BOILING SPRINGS, N.C. (WBTV) - With the stay at home order, the internet is being used more than ever. By all of us, if we have it.
But what if you don’t have Wi-Fi?
Gardner-Webb University is doing what most other universities are doing by asking students to leave campus and finish the semester online.
As in-person classes are a thing of the past at least for now, there are 250 students still staying on campus. They have to. They say they don’t have the internet at home.
“It’s not the university’s fault, sometimes they just have to do what they feel is best for the community and that is to send the students home and I completely respect that,” said Bailey Reep, a sophomore at Gardner-Webb who is studying to be an elementary teacher.
Back at home in Cherryville, Reep doesn’t have an internet connection strong enough to carry her through her online meetings for class. That’s why she turned to university officials for help.
“I’m on a very strict course to graduation and I don’t want anything interfering with that,” said Reep who wants to graduate a year early to try and cut down on her student-debt.

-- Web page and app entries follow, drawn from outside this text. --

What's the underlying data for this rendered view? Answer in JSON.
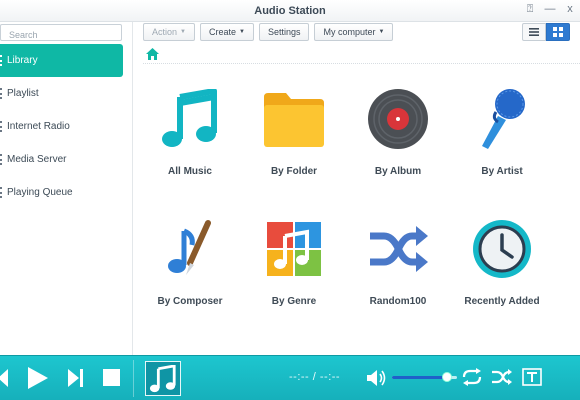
{
  "window": {
    "title": "Audio Station",
    "pin_glyph": "⍰",
    "minimize_glyph": "—",
    "close_glyph": "x"
  },
  "search": {
    "placeholder": "Search"
  },
  "sidebar": {
    "items": [
      {
        "label": "Library",
        "active": true
      },
      {
        "label": "Playlist",
        "active": false
      },
      {
        "label": "Internet Radio",
        "active": false
      },
      {
        "label": "Media Server",
        "active": false
      },
      {
        "label": "Playing Queue",
        "active": false
      }
    ]
  },
  "toolbar": {
    "action_label": "Action",
    "create_label": "Create",
    "settings_label": "Settings",
    "source_label": "My computer"
  },
  "view": {
    "mode": "grid"
  },
  "library": {
    "tiles": [
      {
        "label": "All Music",
        "icon": "music-note-icon"
      },
      {
        "label": "By Folder",
        "icon": "folder-icon"
      },
      {
        "label": "By Album",
        "icon": "vinyl-record-icon"
      },
      {
        "label": "By Artist",
        "icon": "microphone-icon"
      },
      {
        "label": "By Composer",
        "icon": "note-brush-icon"
      },
      {
        "label": "By Genre",
        "icon": "genre-blocks-icon"
      },
      {
        "label": "Random100",
        "icon": "shuffle-icon"
      },
      {
        "label": "Recently Added",
        "icon": "clock-icon"
      }
    ]
  },
  "player": {
    "time_display": "--:-- / --:--",
    "volume_fraction": 0.85
  },
  "colors": {
    "accent": "#0fb8a5",
    "player_bg": "#16b0bb",
    "view_toggle_active": "#2e7ad1"
  }
}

Her drive to not fall behind is what inspired those officials to let her and others stay on campus.
In a video she sent WBTV’s Bria Bell, you see her studying all by herself in an empty study area at school. It’s a ghost town. She doesn’t mind though, because she’s no longer stressing about how to keep up with classes.
“For students like me who do not have all the essentials they need to do their course work, it takes a big toll. A lot of people don’t realize until you’re put in a situation. I’m honestly just thankful I didn’t have to get to that point,” she added.
She’s not stressing over groceries either. Her campus meal card is still very much activated.
“The cafeteria and all of its services are still available to us. Every time we go in there, they try to just load us down with food and make sure that we are stocked up,” she explained.
When she’s finished with her assignments for the day, boredom can strike. There’s not much to do on a quiet campus, alone in a dorm room. But she and some of her friends still on-campus are getting creative on how to pass the time.
“We’ve been painting, drawing, honestly we’ve been getting into cooking shows and scary movies,” said Reep.
School is a priority and so is their health. Reep says students are mindful that if they’re not careful, the university could shut down if someone gets sick.
“It’s kind of funny. You’ll start walking and you’ll see people dodging away trying not to go the same path that you’re walking on, we don’t want to have to leave,” Reep said.
Students are required to stay six feet apart. Hand sanitizer is available for them. They are also given masks to wear for when they’re walking around campus and students are asked to tell school officials if they’re feeling sick.